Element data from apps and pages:
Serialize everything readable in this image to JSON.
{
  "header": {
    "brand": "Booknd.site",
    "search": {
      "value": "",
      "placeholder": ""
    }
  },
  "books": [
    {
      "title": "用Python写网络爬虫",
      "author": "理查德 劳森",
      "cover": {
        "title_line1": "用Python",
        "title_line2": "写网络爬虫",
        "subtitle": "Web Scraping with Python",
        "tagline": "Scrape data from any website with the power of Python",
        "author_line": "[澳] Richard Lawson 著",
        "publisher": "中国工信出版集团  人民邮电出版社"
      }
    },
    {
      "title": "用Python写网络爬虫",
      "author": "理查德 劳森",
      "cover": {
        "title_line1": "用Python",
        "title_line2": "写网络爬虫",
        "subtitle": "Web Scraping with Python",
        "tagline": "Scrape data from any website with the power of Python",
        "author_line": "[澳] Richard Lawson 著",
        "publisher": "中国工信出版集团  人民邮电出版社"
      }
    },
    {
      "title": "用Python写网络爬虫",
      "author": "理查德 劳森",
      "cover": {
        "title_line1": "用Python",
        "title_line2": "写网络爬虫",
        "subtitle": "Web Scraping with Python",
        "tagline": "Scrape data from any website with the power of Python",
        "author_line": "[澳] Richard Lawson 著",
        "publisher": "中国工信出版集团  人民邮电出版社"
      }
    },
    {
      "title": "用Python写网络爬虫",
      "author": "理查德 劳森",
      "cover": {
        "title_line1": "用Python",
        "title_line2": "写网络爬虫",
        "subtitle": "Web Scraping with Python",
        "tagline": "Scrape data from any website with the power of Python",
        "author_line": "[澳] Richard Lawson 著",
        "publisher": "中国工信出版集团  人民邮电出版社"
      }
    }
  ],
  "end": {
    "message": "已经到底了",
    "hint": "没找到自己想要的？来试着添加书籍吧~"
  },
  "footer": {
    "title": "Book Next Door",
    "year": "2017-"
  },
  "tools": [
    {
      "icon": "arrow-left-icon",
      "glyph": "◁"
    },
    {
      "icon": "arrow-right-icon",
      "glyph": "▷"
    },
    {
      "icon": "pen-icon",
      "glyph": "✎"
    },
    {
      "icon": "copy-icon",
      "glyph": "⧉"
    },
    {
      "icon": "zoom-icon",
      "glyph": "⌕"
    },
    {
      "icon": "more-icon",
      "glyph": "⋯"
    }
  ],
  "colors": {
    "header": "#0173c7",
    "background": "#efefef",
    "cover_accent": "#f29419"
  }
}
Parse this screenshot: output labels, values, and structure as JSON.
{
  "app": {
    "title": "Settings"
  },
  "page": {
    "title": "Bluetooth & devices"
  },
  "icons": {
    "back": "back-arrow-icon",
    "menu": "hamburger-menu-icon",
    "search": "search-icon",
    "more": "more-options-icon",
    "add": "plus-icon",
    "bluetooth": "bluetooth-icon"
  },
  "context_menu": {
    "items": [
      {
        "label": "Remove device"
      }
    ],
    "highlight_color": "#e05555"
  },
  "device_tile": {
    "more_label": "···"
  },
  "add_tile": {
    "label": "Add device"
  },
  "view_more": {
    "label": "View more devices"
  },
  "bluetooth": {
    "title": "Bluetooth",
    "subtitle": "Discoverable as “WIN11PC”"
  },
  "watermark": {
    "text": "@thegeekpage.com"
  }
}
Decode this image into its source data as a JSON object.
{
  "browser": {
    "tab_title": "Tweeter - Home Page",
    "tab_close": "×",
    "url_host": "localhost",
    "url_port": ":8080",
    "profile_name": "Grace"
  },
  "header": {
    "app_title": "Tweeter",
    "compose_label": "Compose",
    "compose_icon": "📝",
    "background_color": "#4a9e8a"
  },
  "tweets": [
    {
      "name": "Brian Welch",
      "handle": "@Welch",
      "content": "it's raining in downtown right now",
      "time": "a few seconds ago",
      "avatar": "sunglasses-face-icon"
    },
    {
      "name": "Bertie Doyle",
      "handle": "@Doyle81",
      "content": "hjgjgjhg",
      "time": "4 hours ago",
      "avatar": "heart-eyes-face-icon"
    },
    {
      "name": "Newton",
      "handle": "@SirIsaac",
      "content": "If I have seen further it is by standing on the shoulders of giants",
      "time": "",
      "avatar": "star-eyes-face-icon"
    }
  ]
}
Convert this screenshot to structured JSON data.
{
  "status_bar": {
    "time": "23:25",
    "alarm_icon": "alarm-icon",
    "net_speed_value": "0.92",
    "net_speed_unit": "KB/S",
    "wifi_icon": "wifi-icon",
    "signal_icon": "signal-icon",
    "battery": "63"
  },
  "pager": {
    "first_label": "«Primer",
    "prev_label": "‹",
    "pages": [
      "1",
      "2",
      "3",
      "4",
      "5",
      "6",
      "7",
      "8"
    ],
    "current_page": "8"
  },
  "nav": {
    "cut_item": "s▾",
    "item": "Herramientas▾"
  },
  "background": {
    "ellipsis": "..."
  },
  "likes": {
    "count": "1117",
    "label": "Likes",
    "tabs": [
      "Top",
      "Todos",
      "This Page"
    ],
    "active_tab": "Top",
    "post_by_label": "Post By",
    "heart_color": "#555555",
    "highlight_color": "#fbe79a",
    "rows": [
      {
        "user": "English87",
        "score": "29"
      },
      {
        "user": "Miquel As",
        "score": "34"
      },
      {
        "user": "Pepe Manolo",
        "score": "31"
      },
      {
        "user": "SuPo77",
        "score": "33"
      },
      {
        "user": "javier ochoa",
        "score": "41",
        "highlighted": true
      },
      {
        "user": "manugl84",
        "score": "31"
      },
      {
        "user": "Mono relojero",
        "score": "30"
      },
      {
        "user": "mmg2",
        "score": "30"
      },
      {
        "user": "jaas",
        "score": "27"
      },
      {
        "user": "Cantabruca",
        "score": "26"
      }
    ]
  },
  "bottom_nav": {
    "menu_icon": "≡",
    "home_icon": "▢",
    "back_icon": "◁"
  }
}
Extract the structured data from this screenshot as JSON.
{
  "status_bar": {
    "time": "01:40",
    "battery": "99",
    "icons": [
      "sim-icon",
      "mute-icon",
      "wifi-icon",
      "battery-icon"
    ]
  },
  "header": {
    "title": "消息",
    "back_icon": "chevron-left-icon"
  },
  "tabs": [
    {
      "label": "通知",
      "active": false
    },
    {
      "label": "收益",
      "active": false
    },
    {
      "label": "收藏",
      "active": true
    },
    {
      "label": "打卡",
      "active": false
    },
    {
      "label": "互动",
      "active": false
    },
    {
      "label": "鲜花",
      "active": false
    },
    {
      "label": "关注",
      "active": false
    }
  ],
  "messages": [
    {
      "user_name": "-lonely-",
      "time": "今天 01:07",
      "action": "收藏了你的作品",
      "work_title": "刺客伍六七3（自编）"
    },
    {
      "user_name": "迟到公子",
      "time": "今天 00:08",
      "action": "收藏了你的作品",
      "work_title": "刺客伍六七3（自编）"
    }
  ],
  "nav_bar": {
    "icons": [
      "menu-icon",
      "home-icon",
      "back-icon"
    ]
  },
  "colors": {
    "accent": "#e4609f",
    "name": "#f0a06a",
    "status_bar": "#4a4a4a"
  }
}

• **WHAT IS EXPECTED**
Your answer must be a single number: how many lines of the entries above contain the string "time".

• **COMPLETED TASK**
7